Podocyte-Specific Deletion of Early B Cell Factor 1 Minimizes Sclerotic Damage After Glomerular Injury

Session Information

Category: Glomerular Diseases

  • 1204 Podocyte Biology

Authors

  • Alruwaili, Shaymah Hamoud, Quinnipiac University, Hamden, Connecticut, United States
  • Nelson, Tracy, Yale university School of Medicine, New Haven, Connecticut, United States
  • Fretz, Jackie A., Yale School of Medicine, New Haven, Connecticut, United States
Background

It is now understood that podocyte loss, through sloughing and/or apoptosis, is the precipitating factor driving glomerulosclerosis. We also had previously reported that podocytes express the transcription factor Early B Cell Factor 1 (EBF1), although the function of this protein in these cells was unclear.

Methods

Utilizing a floxed version of Ebf1 and podocin-cre we eliminated EBF1 specifically from podocytes, and injured glomeruli directly with either hypertensive L-NAME injury or glomerular nephritis induced by anti-GBM serum. To identify the signaling pathways altered by EBF1 following its deletion alterations in RNA levels were compared to the chromosomal occupancy of EBF1 through ChIP-Seq.

Results

In both models of injury, EBF1 deletion from the podocytes was reno-protective. Fibrosis was reduced folowing anti-GBM serum at the at 7 and 10 days post injection. GFR decline and glomerular injury were found to be equivalent during the 20-week L-NAME hypertensive duration, however, recovery of the kidney for an additional ten-week period was dramatically accelerated when EBF1 was absent. This was reflected in the histologically as well as functionally through GFR measurement with the conditional knockout mice recovering almost half of their lost GFR within 3 weeks (no change in WT mice) and fully restoring kidney function by 10 weeks. Controls, by contrast, were not improved at the three-week mark, and only partially recovered by ten weeks. Less fibrotic injury was reflected in the RNA analysis of both models where markers of collagen formation, inflammation, and compliment and coagulation are all increased in controls. Conversely, pathway analysis performed with Metascape revealed EBF1 loss protects the integrity of the slit diaphragm components and that this is partially mediated by blunted calcium signaling, NFAT activation in the absence of EBF1. These changes were vified though clacineuin activity assay, reporter assays and western blots.

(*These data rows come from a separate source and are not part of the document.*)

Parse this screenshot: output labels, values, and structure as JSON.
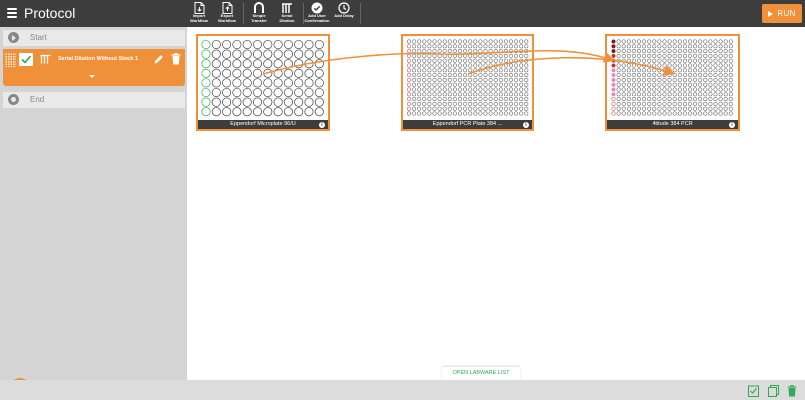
{
  "app": {
    "title": "Protocol"
  },
  "toolbar": {
    "buttons": [
      {
        "label": "Import\nWorkflow",
        "icon": "import-file-icon"
      },
      {
        "label": "Export\nWorkflow",
        "icon": "export-file-icon"
      },
      {
        "label": "Simple\nTransfer",
        "icon": "simple-transfer-icon"
      },
      {
        "label": "Serial\nDilution",
        "icon": "serial-dilution-icon"
      },
      {
        "label": "Add User\nConfirmation",
        "icon": "user-confirmation-icon"
      },
      {
        "label": "Add Delay",
        "icon": "clock-icon"
      }
    ],
    "run_label": "RUN"
  },
  "sidebar": {
    "start_label": "Start",
    "end_label": "End",
    "steps": [
      {
        "name": "Serial Dilution Without Stock 1",
        "checked": true
      }
    ]
  },
  "labware": [
    {
      "name": "Eppendorf Microplate 96/U",
      "rows": 8,
      "cols": 12
    },
    {
      "name": "Eppendorf PCR Plate 384 ...",
      "rows": 16,
      "cols": 24
    },
    {
      "name": "4titude 384 PCR",
      "rows": 16,
      "cols": 24
    }
  ],
  "footer": {
    "open_labware_label": "OPEN LABWARE LIST"
  },
  "colors": {
    "topbar": "#3d3d3d",
    "accent": "#f0913a",
    "sidebar": "#d4d4d4",
    "well_green": "#2eaa55",
    "well_red": "#c0392b",
    "well_pink": "#e48ab5",
    "well_dark": "#7a1a1a",
    "link_green": "#2eaa55"
  }
}
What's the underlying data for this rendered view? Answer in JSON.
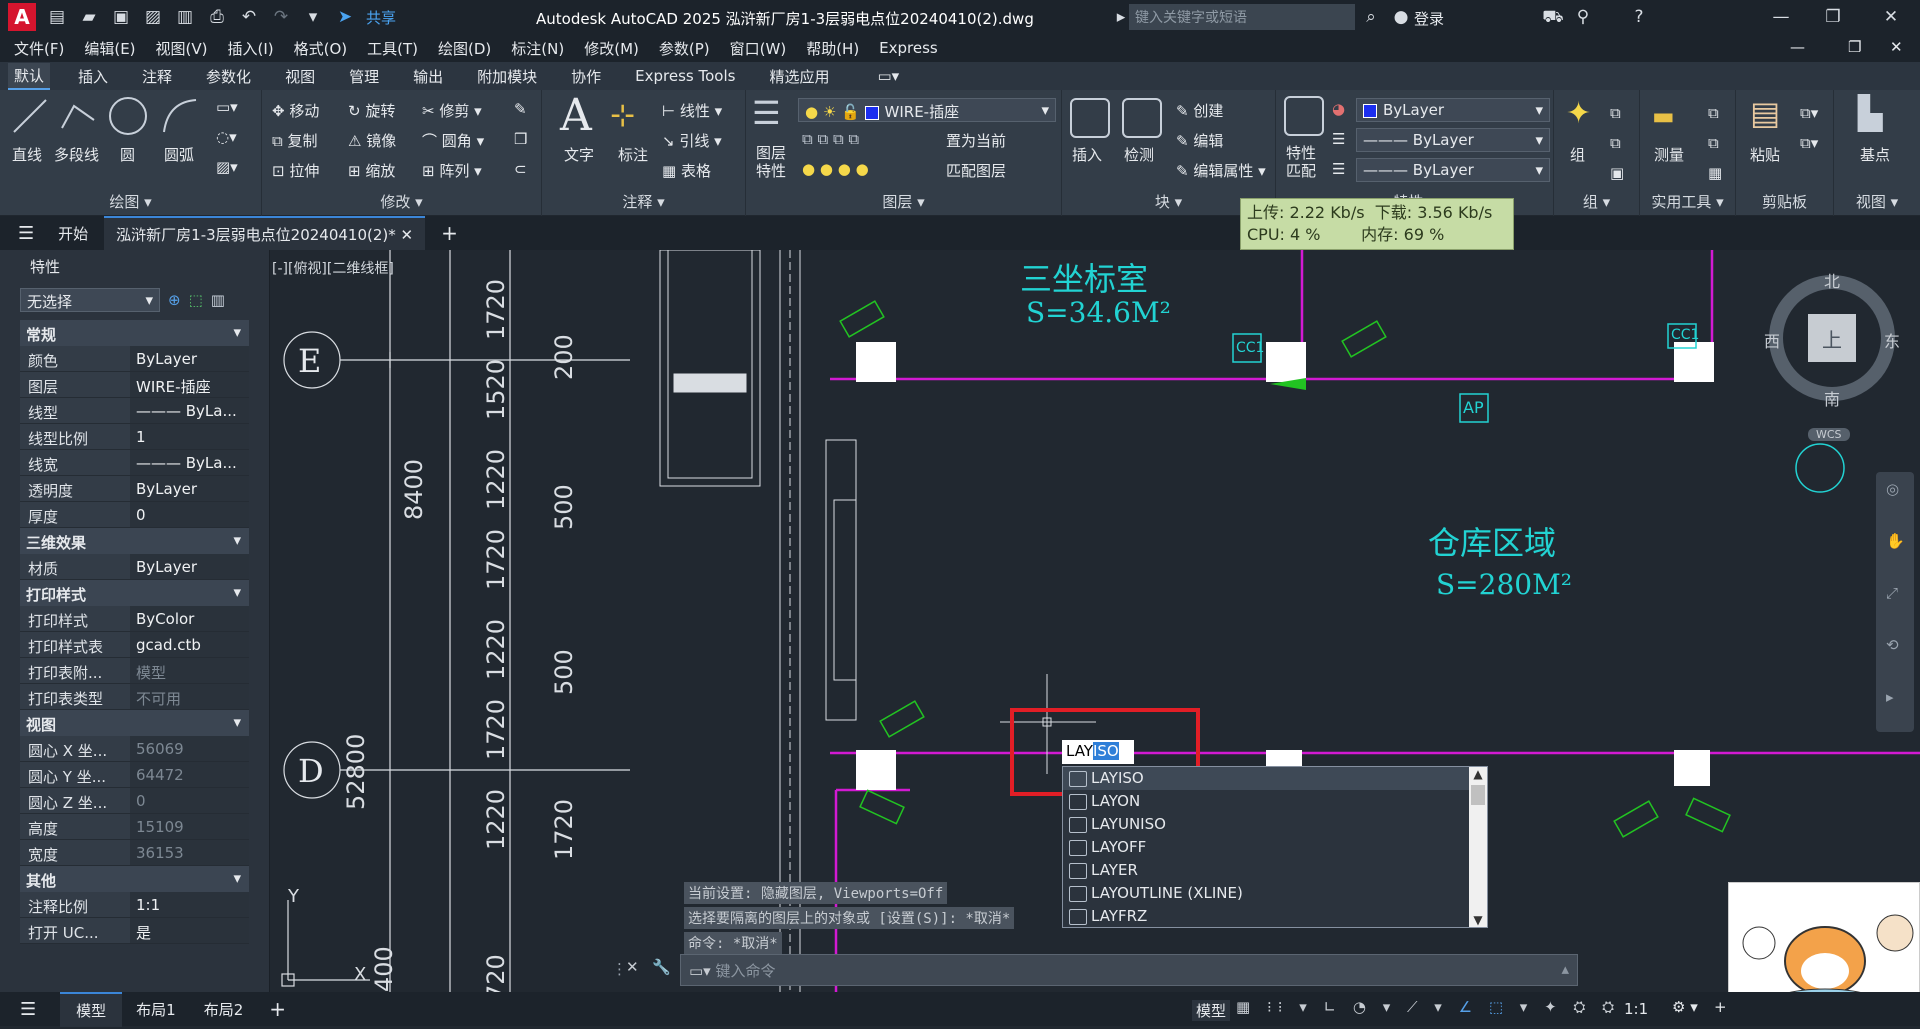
{
  "title_bar": {
    "app_logo": "A",
    "share": "共享",
    "title": "Autodesk AutoCAD 2025    泓浒新厂房1-3层弱电点位20240410(2).dwg",
    "search_placeholder": "键入关键字或短语",
    "login": "登录"
  },
  "menu": [
    "文件(F)",
    "编辑(E)",
    "视图(V)",
    "插入(I)",
    "格式(O)",
    "工具(T)",
    "绘图(D)",
    "标注(N)",
    "修改(M)",
    "参数(P)",
    "窗口(W)",
    "帮助(H)",
    "Express"
  ],
  "ribbon_tabs": [
    "默认",
    "插入",
    "注释",
    "参数化",
    "视图",
    "管理",
    "输出",
    "附加模块",
    "协作",
    "Express Tools",
    "精选应用"
  ],
  "ribbon": {
    "draw": {
      "title": "绘图 ▾",
      "items": [
        "直线",
        "多段线",
        "圆",
        "圆弧"
      ]
    },
    "modify": {
      "title": "修改 ▾",
      "items": [
        "移动",
        "旋转",
        "修剪",
        "复制",
        "镜像",
        "圆角",
        "拉伸",
        "缩放",
        "阵列"
      ]
    },
    "annotation": {
      "title": "注释 ▾",
      "items": [
        "文字",
        "标注",
        "线性",
        "引线",
        "表格"
      ]
    },
    "layers": {
      "title": "图层 ▾",
      "big": "图层\n特性",
      "current": "WIRE-插座",
      "set_current": "置为当前",
      "match": "匹配图层"
    },
    "block": {
      "title": "块 ▾",
      "insert": "插入",
      "inspect": "检测",
      "create": "创建",
      "edit": "编辑",
      "edit_attr": "编辑属性"
    },
    "properties": {
      "title": "特性 ▾",
      "match": "特性\n匹配",
      "color": "ByLayer",
      "linetype": "ByLayer",
      "lineweight": "ByLayer"
    },
    "groups": {
      "title": "组 ▾",
      "group": "组"
    },
    "utilities": {
      "title": "实用工具 ▾",
      "measure": "测量"
    },
    "clipboard": {
      "title": "剪贴板",
      "paste": "粘贴"
    },
    "view": {
      "title": "视图 ▾",
      "base": "基点"
    }
  },
  "doc_tabs": {
    "start": "开始",
    "file": "泓浒新厂房1-3层弱电点位20240410(2)*"
  },
  "net_widget": {
    "upload": "上传: 2.22 Kb/s",
    "download": "下载: 3.56 Kb/s",
    "cpu": "CPU: 4 %",
    "mem": "内存: 69 %"
  },
  "properties": {
    "header": "特性",
    "selector": "无选择",
    "sections": [
      {
        "name": "常规",
        "rows": [
          [
            "颜色",
            "ByLayer"
          ],
          [
            "图层",
            "WIRE-插座"
          ],
          [
            "线型",
            "——— ByLa..."
          ],
          [
            "线型比例",
            "1"
          ],
          [
            "线宽",
            "——— ByLa..."
          ],
          [
            "透明度",
            "ByLayer"
          ],
          [
            "厚度",
            "0"
          ]
        ]
      },
      {
        "name": "三维效果",
        "rows": [
          [
            "材质",
            "ByLayer"
          ]
        ]
      },
      {
        "name": "打印样式",
        "rows": [
          [
            "打印样式",
            "ByColor"
          ],
          [
            "打印样式表",
            "gcad.ctb"
          ],
          [
            "打印表附...",
            "模型"
          ],
          [
            "打印表类型",
            "不可用"
          ]
        ]
      },
      {
        "name": "视图",
        "rows": [
          [
            "圆心 X 坐...",
            "56069"
          ],
          [
            "圆心 Y 坐...",
            "64472"
          ],
          [
            "圆心 Z 坐...",
            "0"
          ],
          [
            "高度",
            "15109"
          ],
          [
            "宽度",
            "36153"
          ]
        ]
      },
      {
        "name": "其他",
        "rows": [
          [
            "注释比例",
            "1:1"
          ],
          [
            "打开 UC...",
            "是"
          ]
        ]
      }
    ]
  },
  "canvas": {
    "viewport_label": "[-][俯视][二维线框]",
    "rooms": [
      {
        "name": "三坐标室",
        "area": "S=34.6M²"
      },
      {
        "name": "仓库区域",
        "area": "S=280M²"
      }
    ],
    "axis_labels": [
      "E",
      "D"
    ],
    "dims": [
      "1720",
      "200",
      "1520",
      "1220",
      "500",
      "1720",
      "1220",
      "500",
      "1720",
      "1720",
      "1220",
      "500",
      "720",
      "400"
    ],
    "big_dims": [
      "8400",
      "52800"
    ],
    "tags": [
      "CC1",
      "CC1",
      "AP"
    ],
    "compass": {
      "n": "北",
      "s": "南",
      "w": "西",
      "e": "东",
      "top": "上",
      "wcs": "WCS"
    },
    "ucs": {
      "y": "Y",
      "x": "X"
    }
  },
  "command": {
    "history": [
      "当前设置: 隐藏图层, Viewports=Off",
      "选择要隔离的图层上的对象或 [设置(S)]: *取消*",
      "命令: *取消*"
    ],
    "input_typed": "LAY",
    "input_suggest": "ISO",
    "placeholder": "键入命令",
    "suggestions": [
      "LAYISO",
      "LAYON",
      "LAYUNISO",
      "LAYOFF",
      "LAYER",
      "LAYOUTLINE (XLINE)",
      "LAYFRZ"
    ]
  },
  "status": {
    "tabs": [
      "模型",
      "布局1",
      "布局2"
    ],
    "right_model": "模型",
    "scale": "1:1"
  }
}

Conclusion

These results indicate that EBF1 normally promotes injury signals detrimental to the health of the podocyte through cell-intrinsic gene regulation. Deletion of this transcription factor from podocytes protects from glomerular injury at the initial stages of podocyte injury and these beneficial actions are mediated in part through minimizing NFAT signaling early in the injury process.

Funding

  • NIDDK Support